In 2015 CSTA began to publish a series of articles written by teachers participating in the California NGSS k-8 Early Implementation Initiative. This article was written by an educator(s) participating in the initiative. CSTA thanks them for their contributions and for sharing their experience with the science teaching community.

CSTA Is Now Accepting Nominations for Board Members

Posted: Friday, November 17th, 2017

Current, incoming, and outgoing CSTA Board of Directors at June 3, 2017 meeting.

Updated 7:25 pm, Nov. 17, 2017

It’s that time of year when CSTA is looking for dedicated and qualified persons to fill the upcoming vacancies on its Board of Directors. This opportunity allows you to help shape the policy and determine the path that the Board will take in the new year. There are time and energy commitments, but that is far outweighed by the personal satisfaction of knowing that you are an integral part of an outstanding professional educational organization, dedicated to the support and guidance of California’s science teachers. You will also have the opportunity to help CSTA review and support legislation that benefits good science teaching and teachers.

Right now is an exciting time to be involved at the state level in the California Science Teachers Association. The CSTA Board of Directors is currently involved in implementing the Next Generations Science Standards and its strategic plan. If you are interested in serving on the CSTA Board of Directors, now is the time to submit your name for consideration. Learn More…

Written by California Science Teachers Association

California Science Teachers Association

CSTA represents science educators statewide—in every science discipline at every grade level, Kindergarten through University.

Expanding Your Definition of Informal Science Education

Posted: Wednesday, November 15th, 2017

by Lori Walsh

When deciding on a field trip, zoos, aquariums and science centers typically come to mind. These facilities offer students hands-on opportunities to make science observations using inquiry. Teachers can schedule standards aligned workshops or self-guided visits. If your students have already visited these facilities, you can broaden your options by exploring the larger world of Informal Science Education. Nature centers, non-profits, and environmental groups often also offer NGSS aligned programs in the natural setting. Your students can discover the local environment while making memorable experiences. Learn More…
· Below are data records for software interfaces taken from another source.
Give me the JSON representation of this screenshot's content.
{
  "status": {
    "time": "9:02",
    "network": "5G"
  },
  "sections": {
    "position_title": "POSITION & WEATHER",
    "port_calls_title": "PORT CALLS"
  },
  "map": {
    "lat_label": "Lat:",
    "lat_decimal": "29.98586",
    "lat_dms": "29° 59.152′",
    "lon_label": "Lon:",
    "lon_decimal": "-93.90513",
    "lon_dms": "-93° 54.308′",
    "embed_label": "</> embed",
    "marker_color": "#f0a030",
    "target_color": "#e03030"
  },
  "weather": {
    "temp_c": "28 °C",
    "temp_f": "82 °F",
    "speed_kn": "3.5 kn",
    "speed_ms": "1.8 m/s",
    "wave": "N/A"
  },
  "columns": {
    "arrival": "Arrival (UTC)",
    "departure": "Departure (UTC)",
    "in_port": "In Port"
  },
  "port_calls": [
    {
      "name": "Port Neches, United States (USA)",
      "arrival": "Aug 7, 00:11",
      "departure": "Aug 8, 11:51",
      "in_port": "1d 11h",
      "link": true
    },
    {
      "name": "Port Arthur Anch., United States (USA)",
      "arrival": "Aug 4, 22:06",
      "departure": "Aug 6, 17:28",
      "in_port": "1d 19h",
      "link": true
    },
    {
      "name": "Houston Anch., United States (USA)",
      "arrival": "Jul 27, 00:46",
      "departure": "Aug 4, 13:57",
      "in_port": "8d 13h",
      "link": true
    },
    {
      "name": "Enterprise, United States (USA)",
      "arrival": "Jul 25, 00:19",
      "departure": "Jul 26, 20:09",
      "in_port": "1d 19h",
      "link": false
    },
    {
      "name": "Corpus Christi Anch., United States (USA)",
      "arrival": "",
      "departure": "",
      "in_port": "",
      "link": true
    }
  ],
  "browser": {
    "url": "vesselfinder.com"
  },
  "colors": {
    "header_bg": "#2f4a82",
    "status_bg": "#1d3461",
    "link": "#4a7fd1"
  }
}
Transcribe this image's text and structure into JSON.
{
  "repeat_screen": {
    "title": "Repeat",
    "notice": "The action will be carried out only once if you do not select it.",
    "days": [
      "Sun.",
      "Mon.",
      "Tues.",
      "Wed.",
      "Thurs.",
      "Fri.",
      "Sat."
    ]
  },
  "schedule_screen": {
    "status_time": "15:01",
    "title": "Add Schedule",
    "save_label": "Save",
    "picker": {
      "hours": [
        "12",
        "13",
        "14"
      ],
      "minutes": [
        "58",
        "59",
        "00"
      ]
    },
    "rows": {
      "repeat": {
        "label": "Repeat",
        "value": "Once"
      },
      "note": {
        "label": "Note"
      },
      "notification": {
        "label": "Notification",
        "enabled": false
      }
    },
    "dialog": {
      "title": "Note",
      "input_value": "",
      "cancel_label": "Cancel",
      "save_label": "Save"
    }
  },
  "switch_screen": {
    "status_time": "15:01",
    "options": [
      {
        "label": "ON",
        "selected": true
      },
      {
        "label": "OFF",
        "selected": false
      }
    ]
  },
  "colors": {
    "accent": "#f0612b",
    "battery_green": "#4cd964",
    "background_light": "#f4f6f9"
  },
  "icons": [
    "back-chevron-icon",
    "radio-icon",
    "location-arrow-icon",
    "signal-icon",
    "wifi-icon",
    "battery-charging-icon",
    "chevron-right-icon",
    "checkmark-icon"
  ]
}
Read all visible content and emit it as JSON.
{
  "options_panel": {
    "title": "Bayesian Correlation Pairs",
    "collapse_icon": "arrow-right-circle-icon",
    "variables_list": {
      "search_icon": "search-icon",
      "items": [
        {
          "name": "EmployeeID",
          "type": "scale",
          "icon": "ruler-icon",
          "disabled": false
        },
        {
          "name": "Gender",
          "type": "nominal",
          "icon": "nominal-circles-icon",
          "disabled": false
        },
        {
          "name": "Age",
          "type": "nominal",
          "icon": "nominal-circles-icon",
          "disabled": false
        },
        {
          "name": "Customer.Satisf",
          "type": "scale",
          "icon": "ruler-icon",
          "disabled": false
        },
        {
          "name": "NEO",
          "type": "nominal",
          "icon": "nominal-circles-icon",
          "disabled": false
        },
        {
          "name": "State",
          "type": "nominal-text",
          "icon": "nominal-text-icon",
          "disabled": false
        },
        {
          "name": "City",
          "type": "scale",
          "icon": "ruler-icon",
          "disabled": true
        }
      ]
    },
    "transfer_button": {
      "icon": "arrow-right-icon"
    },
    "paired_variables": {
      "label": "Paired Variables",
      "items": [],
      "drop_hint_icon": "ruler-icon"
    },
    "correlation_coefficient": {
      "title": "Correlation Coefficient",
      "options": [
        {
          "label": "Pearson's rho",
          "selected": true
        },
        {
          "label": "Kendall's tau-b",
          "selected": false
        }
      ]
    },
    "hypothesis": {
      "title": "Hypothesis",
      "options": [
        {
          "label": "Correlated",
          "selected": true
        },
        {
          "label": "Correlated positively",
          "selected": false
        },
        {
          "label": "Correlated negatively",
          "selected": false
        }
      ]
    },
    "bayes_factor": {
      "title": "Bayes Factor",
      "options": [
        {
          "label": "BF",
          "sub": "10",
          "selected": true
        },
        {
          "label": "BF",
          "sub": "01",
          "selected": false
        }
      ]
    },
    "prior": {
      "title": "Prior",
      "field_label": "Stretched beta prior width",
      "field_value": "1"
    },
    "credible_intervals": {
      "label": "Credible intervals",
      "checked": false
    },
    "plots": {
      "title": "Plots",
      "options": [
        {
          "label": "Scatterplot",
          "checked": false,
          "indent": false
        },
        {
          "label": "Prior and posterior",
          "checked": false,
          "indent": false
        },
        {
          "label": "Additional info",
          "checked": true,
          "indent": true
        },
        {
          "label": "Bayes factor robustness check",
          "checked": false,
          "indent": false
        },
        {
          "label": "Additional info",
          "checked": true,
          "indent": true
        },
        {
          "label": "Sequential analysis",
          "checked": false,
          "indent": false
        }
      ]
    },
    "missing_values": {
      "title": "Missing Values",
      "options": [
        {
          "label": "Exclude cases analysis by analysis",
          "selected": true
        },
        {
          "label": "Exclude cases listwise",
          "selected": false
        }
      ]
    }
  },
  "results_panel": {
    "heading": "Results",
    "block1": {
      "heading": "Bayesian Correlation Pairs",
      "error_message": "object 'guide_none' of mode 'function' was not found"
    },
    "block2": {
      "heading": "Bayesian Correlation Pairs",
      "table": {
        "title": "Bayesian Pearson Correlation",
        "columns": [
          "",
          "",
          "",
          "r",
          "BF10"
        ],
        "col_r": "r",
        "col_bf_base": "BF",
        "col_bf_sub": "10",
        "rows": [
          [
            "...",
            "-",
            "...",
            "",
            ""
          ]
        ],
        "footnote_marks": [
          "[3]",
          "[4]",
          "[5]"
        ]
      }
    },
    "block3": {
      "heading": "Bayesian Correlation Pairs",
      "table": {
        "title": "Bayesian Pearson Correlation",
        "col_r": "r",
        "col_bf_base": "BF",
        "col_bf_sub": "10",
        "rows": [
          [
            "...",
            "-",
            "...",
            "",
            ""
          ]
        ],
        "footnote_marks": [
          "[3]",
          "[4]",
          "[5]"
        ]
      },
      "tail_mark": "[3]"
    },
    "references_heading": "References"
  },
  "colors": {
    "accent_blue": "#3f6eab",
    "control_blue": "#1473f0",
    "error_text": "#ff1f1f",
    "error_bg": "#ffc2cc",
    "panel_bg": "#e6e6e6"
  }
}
Written by Lori Walsh

Lori Walsh

Lori Walsh is the Education/Operations Supervisor at SEA LIFE Aquarium at LEGOLAND California Resort and Informal Science Director for CSTA.